By Molly Glentzer | September 12, 2014
Every picture, letter, legal document and object in "African American Treasures From the Kinsey Collection" offers a window into a compelling story, illuminating centuries of struggle for freedom and equality. The exhibition also reflects positives, including the role of African-Americans in developing the country's aesthetic culture.
If you think you understand the history of slavery in America, the sight of a small set of shackles consider in a Lucite case stings. They're sized for girls, with a heavy bar of solid steel holding rings that would have permitted only a slow shuffle as they cut into the skin.
A letter written in 1854 by slave owner A.M.F. Crawford is painful to read. It was carried by Crawford's illiterate 17-year old servant Frances, on the way to a fate she may not have expected. Describing the girl as a very fine chambermaid, the owner reveals, "She does not know she is to be sold, I couldn't tell her; I own all her family and the leave-taking would be so distressing that I could not. Please say to her that... I was compelled to sell her to pay for the horses that I have bought, and to build my stable."

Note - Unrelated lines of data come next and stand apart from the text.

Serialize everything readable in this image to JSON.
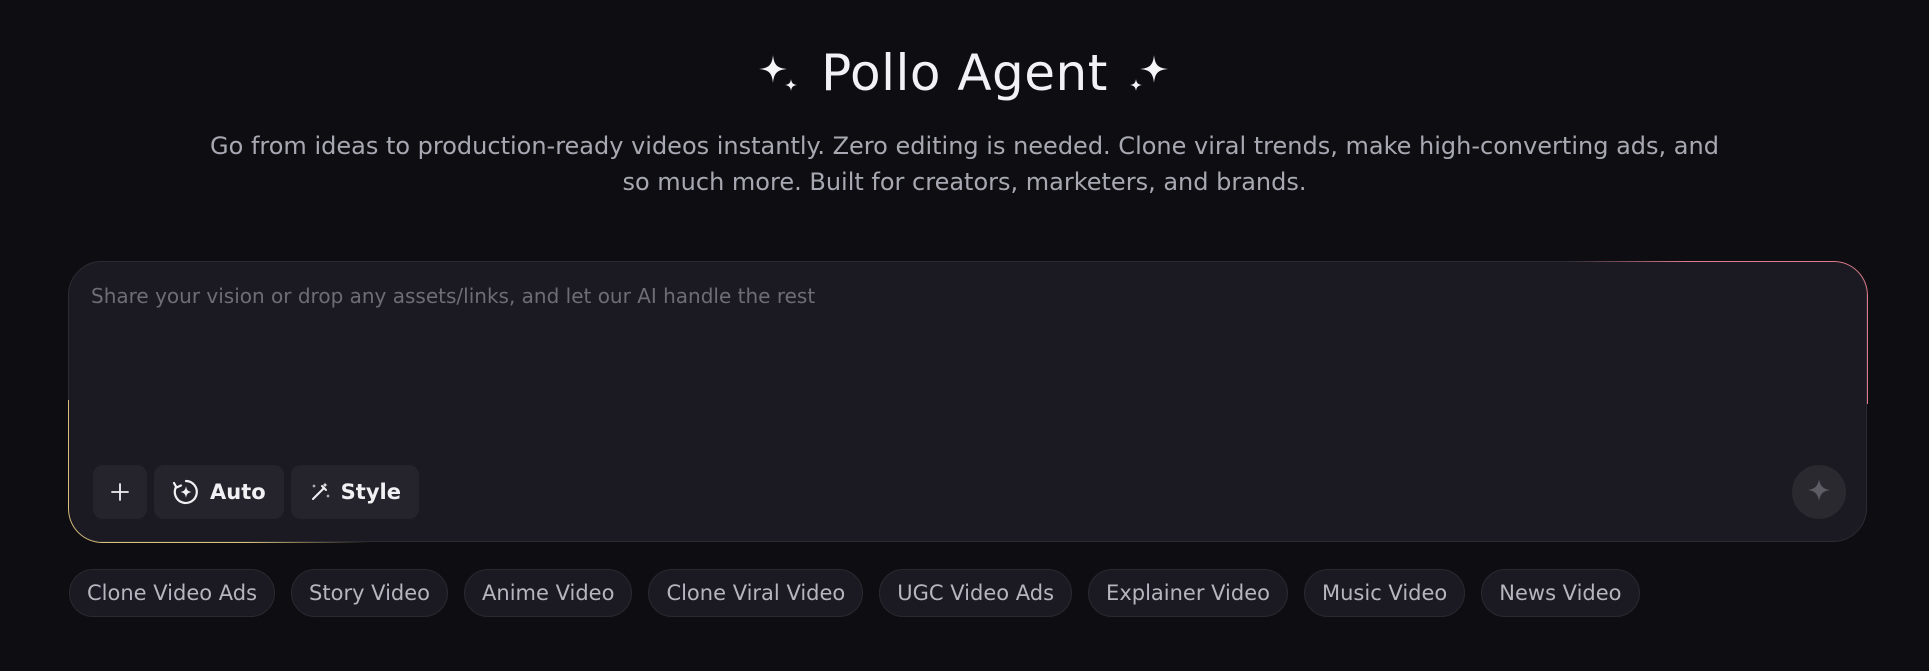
{
  "header": {
    "title": "Pollo Agent",
    "subtitle": "Go from ideas to production-ready videos instantly. Zero editing is needed. Clone viral trends, make high-converting ads, and so much more. Built for creators, marketers, and brands.",
    "left_icon": "sparkle-icon",
    "right_icon": "sparkle-icon"
  },
  "prompt": {
    "value": "",
    "placeholder": "Share your vision or drop any assets/links, and let our AI handle the rest"
  },
  "toolbar": {
    "add_icon": "plus-icon",
    "auto_label": "Auto",
    "auto_icon": "auto-mode-icon",
    "style_label": "Style",
    "style_icon": "magic-wand-icon",
    "send_icon": "sparkle-icon"
  },
  "chips": [
    "Clone Video Ads",
    "Story Video",
    "Anime Video",
    "Clone Viral Video",
    "UGC Video Ads",
    "Explainer Video",
    "Music Video",
    "News Video"
  ],
  "colors": {
    "background": "#0e0e12",
    "panel": "#1b1a22",
    "glow_warm": "#e07a8c",
    "glow_gold": "#d8c07a"
  }
}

This story was featured in the Houston Chronicle. To read the article, click here.